Article chronicling haiku in Japanese internment camp near Hope wins award

Tashme Haiku Club’s work was preserved and recently translated, authors write

Raeya Evie Duncan was the 100th baby born at Chilliwack General Hospital for the month of May. She is seen here with her parents Alysha Williams and Andrew Duncan on June 12, 2021. (Jenna Hauck/ Chilliwack Progress)
Baby boom in Chilliwack as record number of infants born at CGH in May

‘COVID babies are coming out,’ says dad of 100th baby born at Chilliwack General Hospital last month

Nominate your neighbors for a 2021 Communities in Bloom/Miracle-Gro Best Garden Selection Award. (Facebook photo)
Hope Communities in Bloom puts out call for nominations

Twelve gardens will win a 2021 Communities in Bloom/Miracle-Gro Best Garden Selection Award

Migrating sockeye in the Fraser River August 7, 2007. (Fisheries and Oceans Canada)
First Nations, commercial, and recreational harvesters join forces to save Fraser River fish

‘We have to work together to rebuild these stocks while there is still time,’ says delegate

People watch a car burn during a riot following game 7 of the NHL Stanley Cup final in downtown Vancouver, B.C., in this June 15, 2011 photo.
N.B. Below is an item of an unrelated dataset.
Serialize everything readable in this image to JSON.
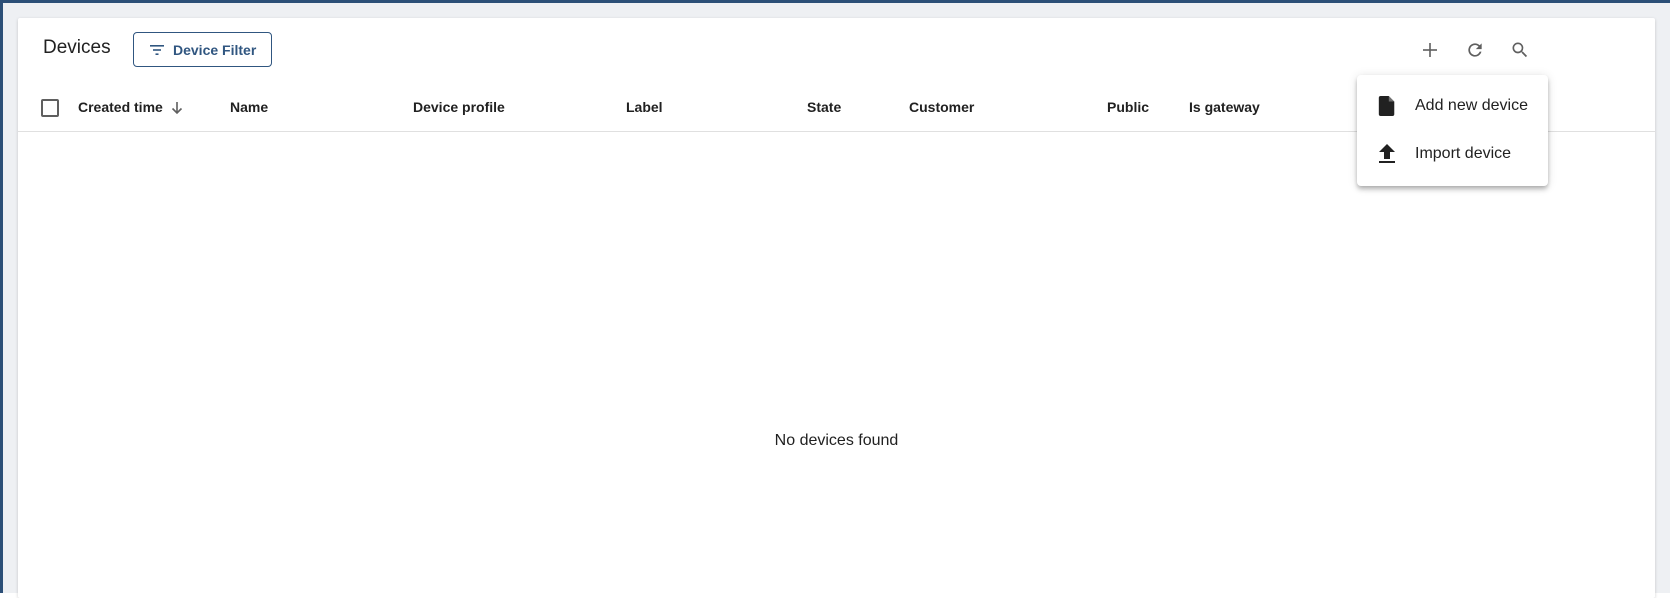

THE CANADIAN PRESS/Geoff Howe
10 years ago: Where were you during the 2011 Vancouver Stanley Cup Riots?

Smashed-in storefronts, looting, garbage can fires and overturned cars some of the damage remembered today

(Black Press Media file)
Dirty money: Canadian currency the most germ-filled in the world, survey suggests

Canadian plastic currency was found to contain 209 bacterial cultures

(pixabay file shot)
B.C. ombudsperson labels youth confinement in jail ‘unsafe,’ calls for changes

Review states a maximum of 22 hours for youth, aged 12 from to 17, to be placed in solitary

Eleonore Alamillo-Laberge, 6, reads a book in Ottawa on Monday, June 12, 2017. THE CANADIAN PRESS/Sean Kilpatrick
Parents will need to fight ‘COVID learning slump’ over summer: B.C. literacy experts

Parents who play an active role in educating their children this summer can reverse the slump by nearly 80%, says Janet Mort

The border crossing on Highway 11 in Abbotsford heading south (file)
Western premiers call for clarity, timelines on international travel, reopening rules

Trudeau has called Thursday meeting, premiers say they expect to leave that meeting with a plan

The B.C. government’s vaccine booking website is busy processing second-dose appointments, with more than 76 per cent of adults having received a first dose. THE CANADIAN PRESS/Jonathan Hayward
B.C.’s COVID-19 infections, hospitalizations stable for Tuesday

108 new confirmed cases, 139 in hospital, 39 in intensive care

A worker, at left, tends to a customer at a cosmetics shop amid the COVID-19 pandemic Thursday, May 20, 2021, in Los Angeles. (AP Photo/Marcio Jose Sanchez)
Half of cosmetics sold in Canada, U.S. contain toxic chemicals: study

Researchers found that 56% of foundations and eye products contain high levels of fluorine

White Rock’s Marine Drive has been converted to one-way traffic to allow more patio space for waterfront restaurants. (Peace Arch News)
Province promotes permanent pub patios in B.C. post-pandemic plan

More than 2,000 temporary expansions from COVID-19 rules

Most Read